"Our entire season will be dedicated to Garrett," Vick said. "I'm personally going to dedicate my decision to ‘Coach' and direct it to my teammates. This season will be dedicated to Garrett, starting [Thursday]."
For Vick, watching the 29-year-old son of coach Andy Reid be laid to rest a day earlier was especially gut-wrenching. Garrett Reid had been around the Eagles for more than a decade, in the weight room, in the locker room and on the sidelines. But he formed a special bond with Vick.
Both had their fair share of troubles.
Their lives nearly simultaneously spiraled out of control in 2007. Vick pleaded guilty to federal dogfighting charges. Garrett Reid was involved in car crash while under the influence of heroin and charged with other drug and gun offenses.
Both spent months in prison before seeing the light of day again in 2009.
Vick and Garrett Reid were bound by adversities other outsiders empathize with but never fully understand or appreciate.
"That's a humbling thing," Andy Reid said of Vick's dedication. "I'm not sure I have the words to answer that, but those are the humbling things. It's crazy. I'm pulling for Michael Vick because Michael and Garrett were close. They had gone through some of the same experiences as far as being incarcerated and so forth. They developed a bond there, and I respect Michael for that."
Even Vick said he was surprised to see Reid back at practice on Wednesday, less than 24 hours after burying his first born. Reid briefly addressed the team before the walkthrough, which lasted less than 30 minutes.
"He's back with his family, his football family," Vick said. "Coach knows how much we love him, as a man first and as a coach second.
“I know what it's like to lose a family member. I reiterated on numerous occasions how much I love him."
Vick's teammates stood by him on his dedication — both in spirit and on their person.
Beginning with Thursday's exhibition opener at Lincoln Financial Field, the Eagles will wear a black sticker on the back of their helmets with the initials "GR" in large white letters. There will also be a moment of silence in honor of Garrett Reid before kickoff.
"Garrett was a great guy," rookie quarterback Nick Foles said. "Since I've been here, he was awesome towards me and always supportive. He's a guy who meant the world to this team. It was tough being at the funeral.''
Safety Kurt Coleman said Reid's message to the team was about maintaining focus in the wake of the unimaginable distractions.
“I would say it's been rough," Coleman admitted. "But we're coming together as a team. We got some closure [Tuesday]. He's always going to be in our hearts and minds.
“I think this is a good thing for us to come back as a family and to start working to go and achieve our goals for this season."
Standing at the podium, Reid firmly and calmly acknowledged the outpouring of support from his players, the football community and the entire city of Philadelphia. His team's story will begin to be written on the field on Thursday — with an unknown and important season before him.

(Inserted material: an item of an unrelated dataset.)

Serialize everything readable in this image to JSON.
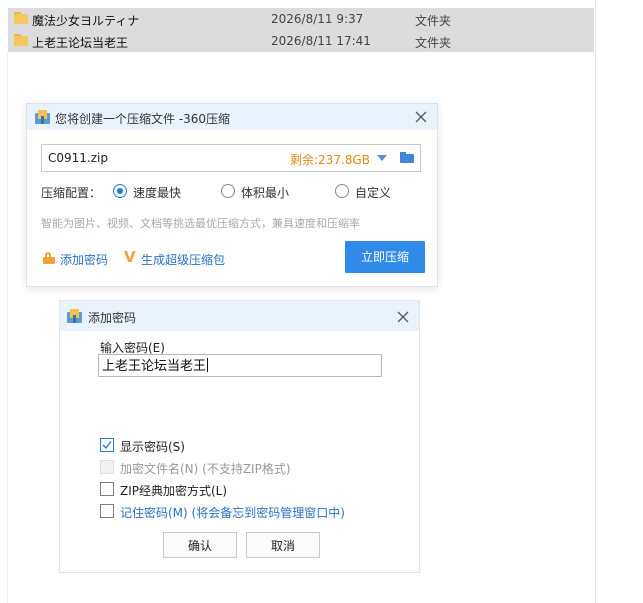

Whether the Eagles go 6-10 or 12-4, Reid knew Garrett would be in his heart even before Vick guaranteed it on Wednesday.
"I felt a strength with our team [on Tuesday]," Reid said. "I would never ask for [a rallying cry). That's not how I operate. I hope it would be a rallying cry for the people [around the nation] who have had the same struggles, that they can overcome them, and make them stronger. Those are the people I hope it helps.
“I don't look at it from a team's standpoint. I look at it from an individual's standpoint. The individuals make it into a team; they build themselves and come together. It's not one experience that makes up a team, it's many experiences that bring a team together. If this can be a small thing that helps them get to know each other better, that's a positive."
Contact Frank Seravalli at email@example.com